WHAT TO WORK ON — Search the entries below for the word "face", then copy each line in which it is found.

---------- PROVIDED RECORDS

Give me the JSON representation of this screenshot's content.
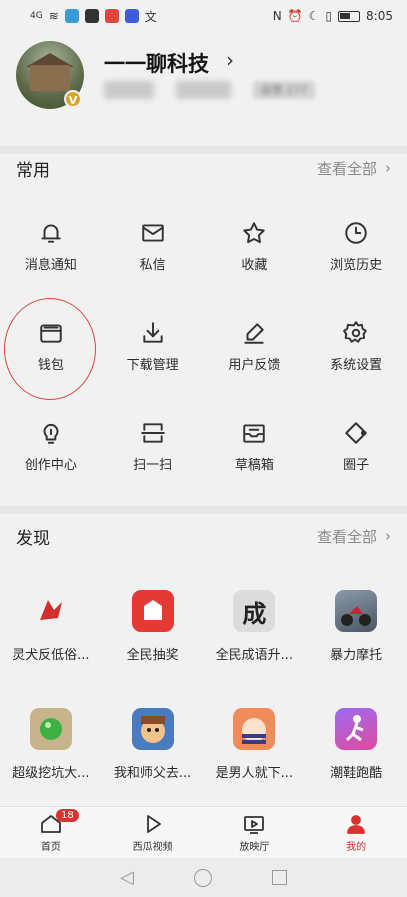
{
  "status_bar": {
    "signal_text": "4G",
    "time": "8:05",
    "right_icons": [
      "nfc-icon",
      "alarm-icon",
      "moon-icon",
      "vibrate-icon",
      "battery-icon"
    ]
  },
  "profile": {
    "username": "一一聊科技",
    "chevron": "›",
    "badge": "V",
    "blurred_stat_visible": "获赞 277"
  },
  "common": {
    "title": "常用",
    "view_all": "查看全部",
    "items": [
      {
        "label": "消息通知",
        "icon": "bell-icon"
      },
      {
        "label": "私信",
        "icon": "mail-icon"
      },
      {
        "label": "收藏",
        "icon": "star-icon"
      },
      {
        "label": "浏览历史",
        "icon": "clock-icon"
      },
      {
        "label": "钱包",
        "icon": "wallet-icon"
      },
      {
        "label": "下载管理",
        "icon": "download-icon"
      },
      {
        "label": "用户反馈",
        "icon": "edit-icon"
      },
      {
        "label": "系统设置",
        "icon": "gear-icon"
      },
      {
        "label": "创作中心",
        "icon": "bulb-icon"
      },
      {
        "label": "扫一扫",
        "icon": "scan-icon"
      },
      {
        "label": "草稿箱",
        "icon": "inbox-icon"
      },
      {
        "label": "圈子",
        "icon": "circle-icon"
      }
    ]
  },
  "discover": {
    "title": "发现",
    "view_all": "查看全部",
    "apps": [
      {
        "label": "灵犬反低俗...",
        "icon": "dog-logo-icon",
        "color": "#d32f2f"
      },
      {
        "label": "全民抽奖",
        "icon": "gift-box-icon",
        "color": "#e53935"
      },
      {
        "label": "全民成语升...",
        "icon": "idiom-icon",
        "color": "#dcdcdc"
      },
      {
        "label": "暴力摩托",
        "icon": "motorbike-icon",
        "color": "#5a6b7c"
      },
      {
        "label": "超级挖坑大...",
        "icon": "green-ball-icon",
        "color": "#c8b48c"
      },
      {
        "label": "我和师父去...",
        "icon": "cartoon-face-icon",
        "color": "#4a7bbf"
      },
      {
        "label": "是男人就下...",
        "icon": "stripes-face-icon",
        "color": "#f08c5a"
      },
      {
        "label": "潮鞋跑酷",
        "icon": "runner-icon",
        "color": "#7b4bd6"
      }
    ]
  },
  "tabbar": {
    "items": [
      {
        "label": "首页",
        "badge": "18",
        "icon": "home-icon"
      },
      {
        "label": "西瓜视频",
        "icon": "play-icon"
      },
      {
        "label": "放映厅",
        "icon": "tv-icon"
      },
      {
        "label": "我的",
        "icon": "person-icon"
      }
    ]
  },
  "colors": {
    "accent": "#d8332e",
    "background": "#f1f1f1"
  }
}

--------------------

RESULT OF THE TASK —
        "icon": "cartoon-face-icon",
        "icon": "stripes-face-icon",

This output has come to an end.